“Clarifying a mystery is indelicate to the mystery itself.”
Alberto de Chirico, known as Savinio, was born in Athens in 1891 to Italian parents, the younger brother of surrealist painter Giorgio de Chirico. Following his father’s death, after a short stay in Italy, he moved to Munich with his mother and brother in 1906. In Germany, he began his creative career, through the study of counterpoint with the composer Max Reger and the composition of an opera entitled Carmela.
At the end of February 1907, he and his brother left Munich to move to Italy, living first in Rome and Milan, and then Florence. Here the brothers studied ancient languages, literature, music, and philosophy, practicing painting and drawing, whilst working together to lay the foundations of the new Metaphysical language.
However, in 1911 Savinio moved to Paris, where he completely separated his practice from his brother’s, until in January 1914 his brother introduced him to Guillaume Apollinaire. Apollinaire and Savinio became close friends and collaborators, with Savinio briefly participating in the avant-garde artistic circles that surrounded the poet. In that same year, he decided to adopt the pseudonym Alberto Savinio, to distinguish himself from his brother.
When Italy entered the Great War in May 1915, the brothers returned to Florence where they were sent to Ferrara as part of the infantry reserves. Here they began to correspond extensively with Ardengo Soffici and Giovanni Papini, who helped introduce them to Italy’s literary and artistic circles. Carlo Carrà arrived in Ferrara in the spring of 1917, giving rise to the short-lived alliance that would arbitrarily be dubbed the ‘Metaphysical School’. In Ferrara, Savinio abandoned music and devoted himself entirely to literature, although he never stopped drawing.

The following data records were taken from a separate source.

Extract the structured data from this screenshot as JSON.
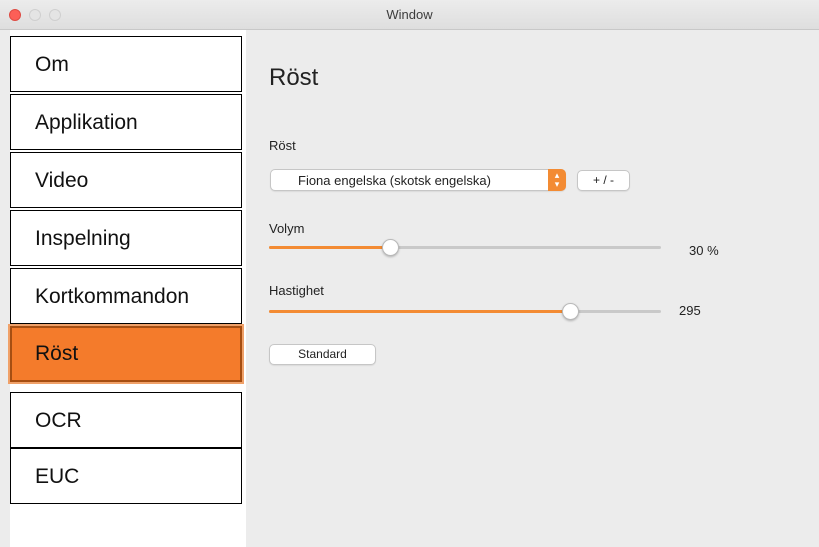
{
  "window": {
    "title": "Window"
  },
  "sidebar": {
    "items": [
      {
        "label": "Om"
      },
      {
        "label": "Applikation"
      },
      {
        "label": "Video"
      },
      {
        "label": "Inspelning"
      },
      {
        "label": "Kortkommandon"
      },
      {
        "label": "Röst",
        "active": true
      },
      {
        "label": "OCR"
      },
      {
        "label": "EUC"
      }
    ]
  },
  "main": {
    "title": "Röst",
    "voice": {
      "label": "Röst",
      "selected": "Fiona engelska (skotsk engelska)",
      "plus_minus_label": "+ / -"
    },
    "volume": {
      "label": "Volym",
      "value": 30,
      "value_text": "30 %"
    },
    "speed": {
      "label": "Hastighet",
      "value_text": "295",
      "fraction": 0.78
    },
    "standard_button": "Standard"
  },
  "colors": {
    "accent": "#f47b2b",
    "close": "#fc5f57"
  }
}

In the early 1920s, Savinio collaborated with all of the leading literary reviews in Italy, whilst also returning to his passion for music and theatre, but in 1926 he joined his brother in Paris and began to paint seriously, receiving both public and critical acclaim. His first solo show, held at the Galerie Bernheim-Jeune in 1927, was presented by Jean Cocteau. Savinio continued to cultivate the contacts he had made with André Breton and the Surrealists, while on a commercial level, he worked with the galleries that gravitated around Paul Guillaume and Léonce Rosenberg.
The key themes of Savinio’s painting focus on the world of memory and childhood, which are also present within his writing. One of the cornerstones of his work is nostalgia for his father Evaristo, presented within his work as a childhood ‘descent into the past’ through images of toys, placed like islands in the sea or dark forests, that allude directly to his grief-stricken childhood. The toys depicted in the paintings rise like mausoleums and trophies to celebrate the lost season that the artist revisits and rediscovers through painting. In the following years, Savinio built a large iconographic apparatus of hybrid and metamorphic figures, suspended between ancient statuary and the depiction of living bodies, between artifice and humanity, monstrosity and beauty. These colourful shapes and silhouettes create oneiric landscapes and ‘islands’ where the artist’s memories merge with myth.
This success was unfortunately short-lived however and came to an end with the financial crash of 1929. In 1933 he returned to Italy, initially settling in Turin before moving to Rome. From the mid-1930s and throughout much of 1940s, he devoted his time to literary activities and journalism. During this period, he virtually abandoned painting, practicing it only occasionally, devoting his time to graphics, often illustrating his own publications. Following World War II, he took up music again, composing the ballet Vita dell’uomo and at the same time, directing plays and designing sets, collaborating successfully with the Teatro alla Scala in Milan and the Maggio Musicale Fiorentino, for which he executed his last work in 1952 with the staging of Gioacchino Rossini’s Armida.
In 1952, Alberto Savinio’s intellectual and creative career was interrupted by his sudden death, leaving behind an artistic legacy in which music, literature, painting, journalism, dramaturgy and set design combine.